AbstractThe academic book review is an underrated genre. Compared to a monograph, textbook, research or academic articles, the review receives scant attention. However, it is a platform to provide feedback to the book’s author, develop research, writing and evaluative skills of the reviewers, broaden the body of knowledge to members in the discipline and possibly the general public, and increase citations. Still, writing an academic book review can be a fraught task because of its evaluative quality. Praising may not be burdensome, but criticising probably proves otherwise because interpersonal relationships are at stake. This study aimed to examine interpersonal issues in academic book reviews and compare these aspects between Thai and English texts in five groups, namely business and economics, interdisciplinarity, linguistics, political science and public administration, and religion and philosophy. Altogether 200 book reviews from qualified academic journals were selected based on various criteria, such as the year of publication, language, length and content. Then, the texts were manually coded in a qualitative analysis software according to the nodes formulated based on the points of comparison. Concerning evaluation, appraisal theory (Martin & White 2005), particularly the framework of attitude, was applied to extract positive and negative assessment with affect, judgement and appreciation for quantitative results, namely coding reference and coverage. Authorial presence and terms of reference were also thoroughly explored. For qualitative analysis, face and politeness theories, such as the idea of politic behaviour (Watts, 1989, 2005), face (Goffman, 1967 ), participation framework (Goffman, 1981) and cultural-specific concepts were employed.

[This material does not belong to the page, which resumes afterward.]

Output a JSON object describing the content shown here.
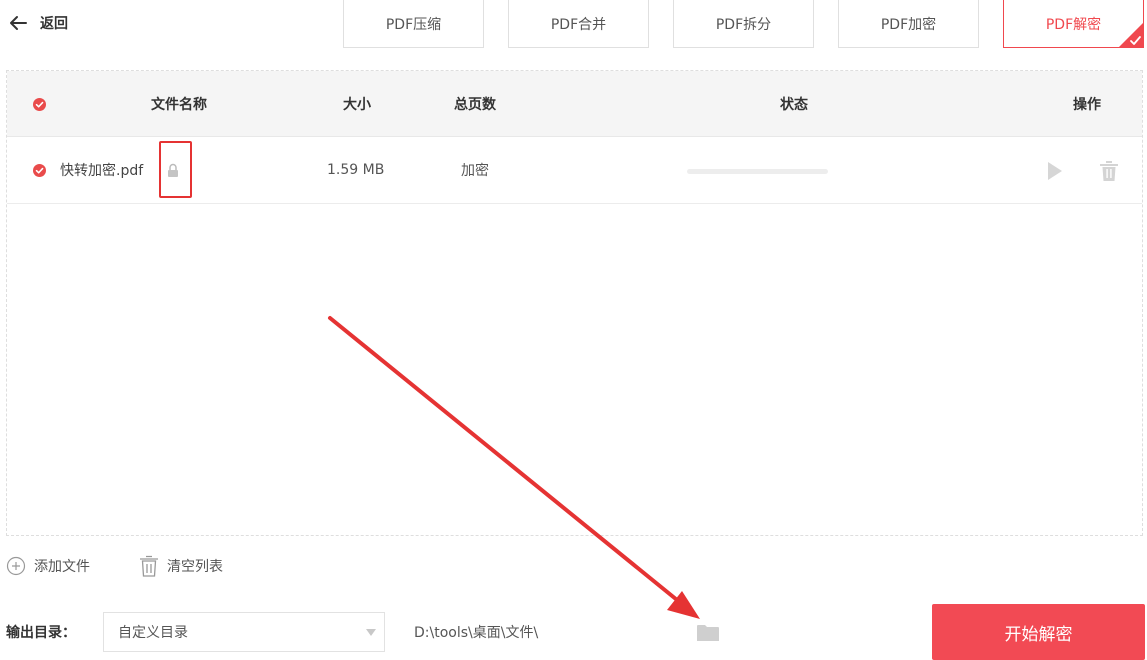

The findings indicated that there were more positive assessments than negative ones for the whole corpus. The Thai reviewers also expressed less criticism, which was probably due to the Thai cultural value of face-saving, criticism avoidance and khwāmkrēngčhai. Book reviews in political science and religion tended to have more criticism. While the reviews written in English were prominent in the use of first-person authorial presence, those in Thai were from the third-person point of view or utilised pro-dropping, which is one of the language’s distinctive features. Referring to the book’s authors with their title was unique, and a title could occur with full names, first names, surnames, on its own or as a pronoun. Identifying distinctions between politeness1 (lay notion) and 2 (scientific notion) plus face1 (cultural-specific face) and 2 (pan-cultural face), the study discussed how these concepts were applicable with academic book reviews. The research presented here confirms that, like many Asian cultures, face1 is salient in book reviews written by Thai reviewers, whereas any reviewers may have concern for face2 when they do the task. Ultimately, interpersonal issues are discernible in this type of asynchronous written texts, as proven by this study.
|Date of Award
|18 Nov 2022
|Jim O'Driscoll (Main Supervisor)